Grain of Rice", has changed the way my kids think about cucumbers. My youngest
asked me to make this dish for her birthday dinner tonight, and I was more than
happy to do it. It's delicious and fun and easy to make. I'm going to show you
The first step is to assemble the sauce. Or dressing. Call it what you like.
I've been using one large garlic clove and 1/2 tsp of sugar per cucumber. To
this I add a teaspoon of crushed chilies fried in oil, soy sauce, and
a generous splash of vinegar or some other tangy liquid. My kids are sensitive

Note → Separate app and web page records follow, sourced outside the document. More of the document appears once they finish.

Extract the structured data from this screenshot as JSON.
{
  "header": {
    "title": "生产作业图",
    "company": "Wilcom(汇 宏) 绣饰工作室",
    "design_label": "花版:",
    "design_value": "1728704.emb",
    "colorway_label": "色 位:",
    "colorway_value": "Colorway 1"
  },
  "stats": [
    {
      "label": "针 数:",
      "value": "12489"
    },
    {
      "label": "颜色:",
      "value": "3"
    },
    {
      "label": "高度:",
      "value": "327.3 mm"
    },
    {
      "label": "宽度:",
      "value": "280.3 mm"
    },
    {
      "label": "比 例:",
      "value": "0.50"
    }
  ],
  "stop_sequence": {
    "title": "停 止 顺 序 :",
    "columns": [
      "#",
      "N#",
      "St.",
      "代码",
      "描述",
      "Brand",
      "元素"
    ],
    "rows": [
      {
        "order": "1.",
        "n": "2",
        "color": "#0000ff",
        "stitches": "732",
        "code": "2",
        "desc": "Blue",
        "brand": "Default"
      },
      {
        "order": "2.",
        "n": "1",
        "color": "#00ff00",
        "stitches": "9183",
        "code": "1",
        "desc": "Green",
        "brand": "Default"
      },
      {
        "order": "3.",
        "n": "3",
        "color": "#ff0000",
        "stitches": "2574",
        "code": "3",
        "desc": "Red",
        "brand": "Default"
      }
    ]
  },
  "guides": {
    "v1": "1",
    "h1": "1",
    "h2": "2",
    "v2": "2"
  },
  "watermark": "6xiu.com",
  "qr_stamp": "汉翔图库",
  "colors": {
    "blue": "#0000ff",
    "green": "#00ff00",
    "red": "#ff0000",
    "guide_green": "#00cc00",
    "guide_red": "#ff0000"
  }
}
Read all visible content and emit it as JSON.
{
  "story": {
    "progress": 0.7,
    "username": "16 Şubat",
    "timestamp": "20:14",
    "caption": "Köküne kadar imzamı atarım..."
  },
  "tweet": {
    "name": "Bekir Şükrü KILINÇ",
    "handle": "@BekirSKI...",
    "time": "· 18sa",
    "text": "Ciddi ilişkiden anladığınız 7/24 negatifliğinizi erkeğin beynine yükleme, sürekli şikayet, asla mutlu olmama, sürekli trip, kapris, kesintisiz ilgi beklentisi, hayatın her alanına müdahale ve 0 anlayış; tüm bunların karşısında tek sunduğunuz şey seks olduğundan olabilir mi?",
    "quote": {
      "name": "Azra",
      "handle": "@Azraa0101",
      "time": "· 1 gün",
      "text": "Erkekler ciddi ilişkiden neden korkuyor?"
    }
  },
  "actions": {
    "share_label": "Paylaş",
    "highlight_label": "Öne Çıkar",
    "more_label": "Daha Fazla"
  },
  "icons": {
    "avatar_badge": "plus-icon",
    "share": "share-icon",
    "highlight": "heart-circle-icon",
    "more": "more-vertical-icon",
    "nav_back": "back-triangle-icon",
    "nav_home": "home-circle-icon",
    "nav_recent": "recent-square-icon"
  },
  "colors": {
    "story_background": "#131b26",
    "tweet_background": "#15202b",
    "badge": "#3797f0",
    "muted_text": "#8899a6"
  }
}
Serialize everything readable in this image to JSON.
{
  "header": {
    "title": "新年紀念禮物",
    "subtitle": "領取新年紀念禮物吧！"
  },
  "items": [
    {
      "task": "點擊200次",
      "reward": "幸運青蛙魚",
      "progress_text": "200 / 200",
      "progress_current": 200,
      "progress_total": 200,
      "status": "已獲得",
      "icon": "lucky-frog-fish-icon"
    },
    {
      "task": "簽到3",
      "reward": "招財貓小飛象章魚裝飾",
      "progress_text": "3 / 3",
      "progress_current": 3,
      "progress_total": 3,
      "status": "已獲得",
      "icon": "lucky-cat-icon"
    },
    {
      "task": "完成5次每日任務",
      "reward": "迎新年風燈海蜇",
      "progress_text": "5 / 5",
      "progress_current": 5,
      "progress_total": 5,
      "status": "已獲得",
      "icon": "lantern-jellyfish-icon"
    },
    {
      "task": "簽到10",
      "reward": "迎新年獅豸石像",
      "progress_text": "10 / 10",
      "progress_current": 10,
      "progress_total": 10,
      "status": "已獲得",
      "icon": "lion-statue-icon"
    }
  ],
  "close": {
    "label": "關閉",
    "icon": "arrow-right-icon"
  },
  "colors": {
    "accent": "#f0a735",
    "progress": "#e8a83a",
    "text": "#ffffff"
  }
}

to Sichuan pepper, so I crank the grinder just a tiny bit.
Today I used some bottled Ponzu dressing, but I've also used rice or sherry
vinegar (or both). This chili oil has peanuts, which I'm careful to omit
because my kids do not love peanuts. Whatever: more peanuts for me!
After putting the dressing aside, it is time to smack the cucumbers. Contused
cucumis sativus may be a culinary cliché, but this technique is too good to
dismiss. It turns ordinary, hard, crunchy cucumber (not a bad thing) into
succulent, but not gross and slimy, mildly bitter melon. There's nothing to it:
you lay unpeeled thin-skinned cucumbers flat on a cutting board and swat them with the
flat of your chef's knife or cleaver just until they crack.
I scraped out the one seedy cucumber, quartered them both lengthwise, and then
chopped them diagonally. There's no point in trying to slice them into matching
1/8" thick pieces, smacked cucumbers don't give a damn about rules.
Toss the chopped cucumber with salt and let it rest for 20 minutes. The goal is
to get them to shed water so the sauce doesn't get diluted. These two cukes
gave up about 1/3 cup (80 ml) of liquid tonight.
When the time's up and you're ready to eat, drain the cucumbers, transfer to
the bowl of dressing, toss well, and serve along with other Sichuan dishes or
on top of buckwheat noodles.